I pretty much think that what happened to Jesus in contemplative prayer on the mountaintop. The message he then gave to the three disciples who were with him was the same one the Buddhist priest shared with me.
“Enjoy this glorious, light-filled moment! This out-of-this world experience! This sense of heaven and earth as one! This heightened sense of togetherness! But it won’t last! It can’t last!”
And it didn’t! A dirty big cloud came over them and the amazing vision of Jesus, and Elijah and Moses together aglow disappeared as quickly as it arrived.
Pope Francis says that most of the time we are like Peter at the Transfiguration.
That we too say “Ah, how wonderful it is to be here like this all together!”
We want to stay in this moment! But we can’t. The Holy Spirit urges us on, outward, forward. And this bothers us. It is so much nicer to be comfortable!
Francis goes on to say that he believes the critical message given is “This is my beloved Son, listen to him”. It is a message that takes them back off the mountain and into the midst of life.
He says that “there is no moment of life which cannot be lived fully listening to Jesus”.
Being led by him.
In daily life and when we are immersed in deep challenges and problems he counsels,

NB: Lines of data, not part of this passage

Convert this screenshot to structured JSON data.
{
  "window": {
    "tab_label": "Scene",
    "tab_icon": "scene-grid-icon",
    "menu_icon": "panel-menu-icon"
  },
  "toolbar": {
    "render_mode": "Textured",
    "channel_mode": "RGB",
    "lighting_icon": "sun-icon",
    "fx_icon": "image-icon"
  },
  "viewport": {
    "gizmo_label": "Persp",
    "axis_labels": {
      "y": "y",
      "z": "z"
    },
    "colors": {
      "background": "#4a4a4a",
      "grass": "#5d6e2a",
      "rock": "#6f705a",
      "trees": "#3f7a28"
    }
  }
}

“let us ask the question: ‘What does Jesus want of me today?’”
I would want to add that the glory they see in Jesus can also be seen in them.
The light that Jesus embodies, can also be embodied by them.

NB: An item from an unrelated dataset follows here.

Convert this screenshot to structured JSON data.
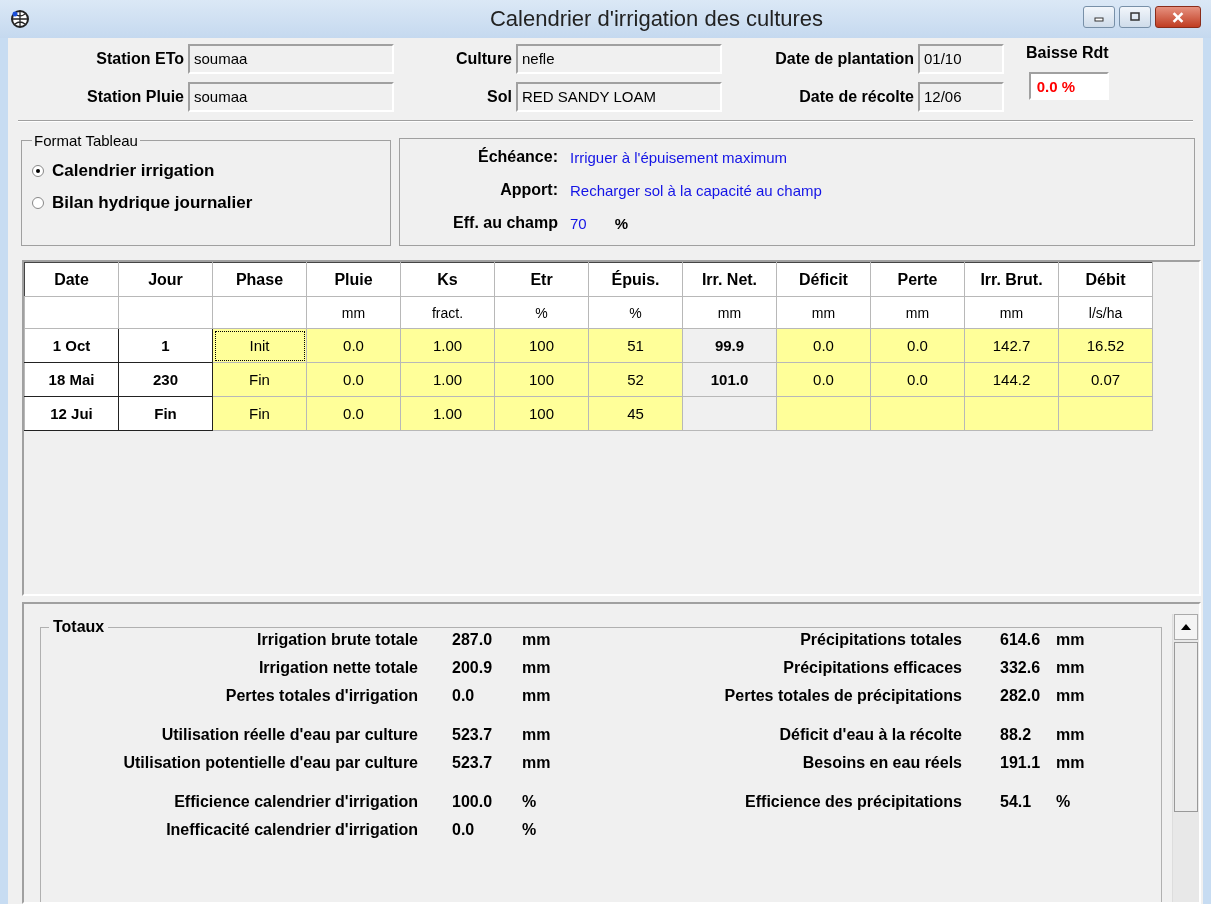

And this is true for each one of us today.
Jesus provides a pathway by which we can live glorious lives like the sun on the ocean,
or the mountains.

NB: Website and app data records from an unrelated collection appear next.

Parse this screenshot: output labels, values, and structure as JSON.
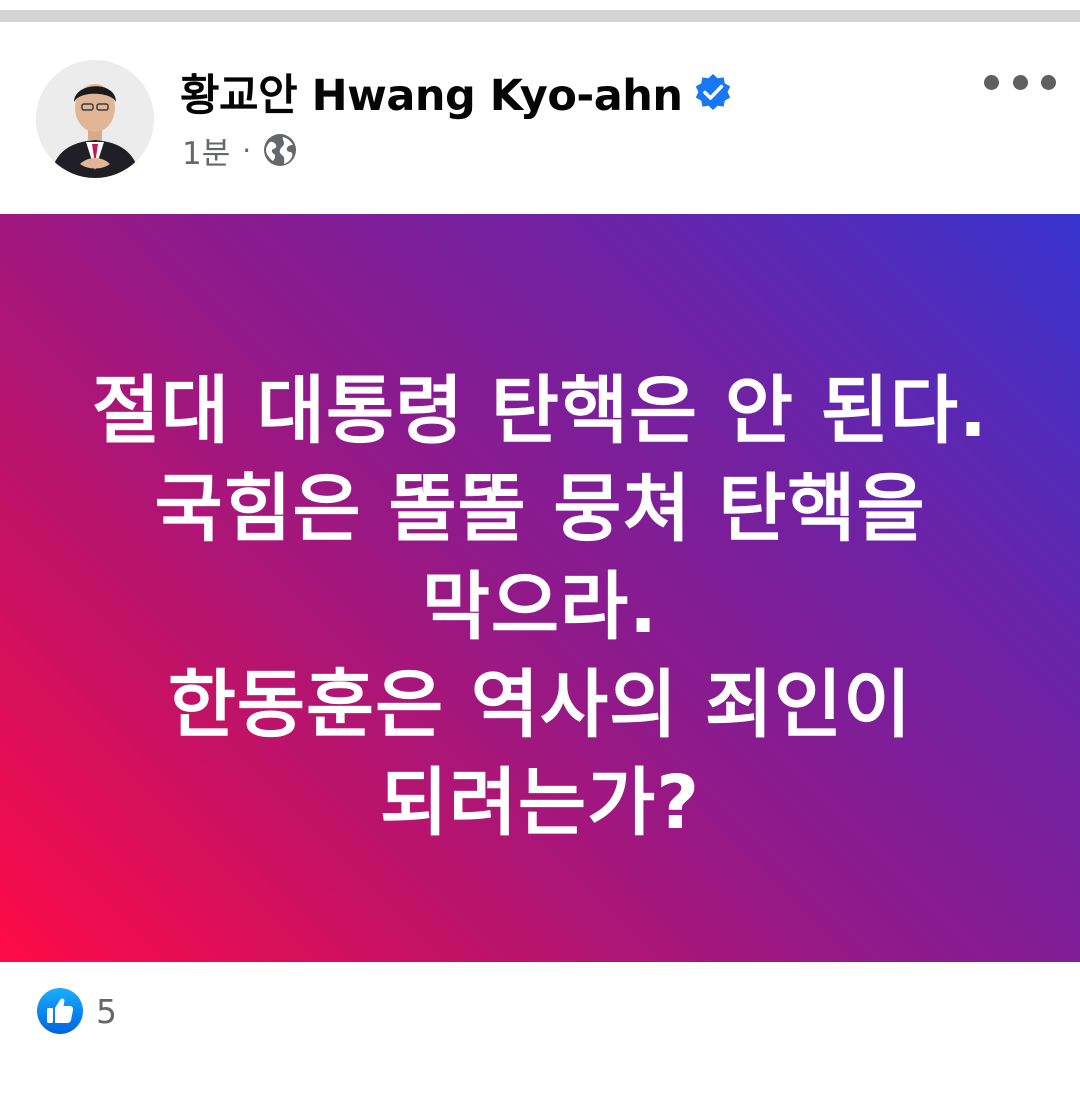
{
  "post": {
    "author": "황교안 Hwang Kyo-ahn",
    "time": "1분",
    "separator": "·",
    "audience_icon": "globe-icon",
    "verified_icon": "verified-badge-icon",
    "more_icon": "more-options-icon",
    "image_text": [
      "절대 대통령 탄핵은 안 된다.",
      "국힘은 똘똘 뭉쳐 탄핵을",
      "막으라.",
      "한동훈은 역사의 죄인이",
      "되려는가?"
    ]
  },
  "reactions": {
    "icon": "like-icon",
    "count": "5"
  },
  "colors": {
    "accent": "#1877f2",
    "gradient_start": "#ff0a47",
    "gradient_end": "#3834cf"
  }
}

When he came off the mountain, Moses gifted to his people commandments to live by. These were in essence lights to show them the way. Lamp posts to follow on the journey
On the other hand Jesus himself became a light on the mountain, and showed his closest friends and followers, and us, how we can also become lights. Through his teaching we too can become lamps on a hill! This is a reoccurring theme for Luke in his gospel.
When we listen to the light of Jesus’ teaching and act on it, we become like lamps in our community and the world. When we become particles of God’s light we too are transfigured.
So as a community of faith we need to hear the transfiguration of Jesus on a mountaintop as an invitation to us to also be transfigured by his teaching. But even more than this, for us to become agents of transfiguration in the world.
Archbishop Desmond Tutu has suggested that “God places us in the world as his fellow workers-agents of transfiguration. We work with God so that justice is transfigured into justice, so there will be more compassion and caring, that there will be more laughter and joy, that there will be more togetherness in God’s world”.
I think this last point is crucial. “That there will be more togetherness in God’s world” Isn’t the world in desperate need of more togetherness right now. Isn’t the church in need of more togetherness right now?
This week we have seen Pakistan and India going to the brink of war. We have seen the United Methodist Church in the US going to the brink of blowing apart. The United States as a whole is on the brink of blowing apart. The United Kingdom is on the brink of blowing apart. Isn’t it ironic, tragic that each of these bodies has the word United in their name?
Through our mission as the New Brighton Union church, as agents of God’s transfiguring love, “there will be more togetherness in God’s world”.
“In God’s world”. Not in an other-worldly, religious bubble.
Not the exclusive kind of togetherness Peter wanted to make last forever on the mountain.
But togetherness in real communities, in real places in the thick of life, here and now.
It isn’t easy work, and now we move from the mountaintop at the climax of epiphany,
to the journey of Lent towards the cross.
Creating this kind of togetherness is costly. It is something that asks for something significant from each one of us. It means taking up our cross.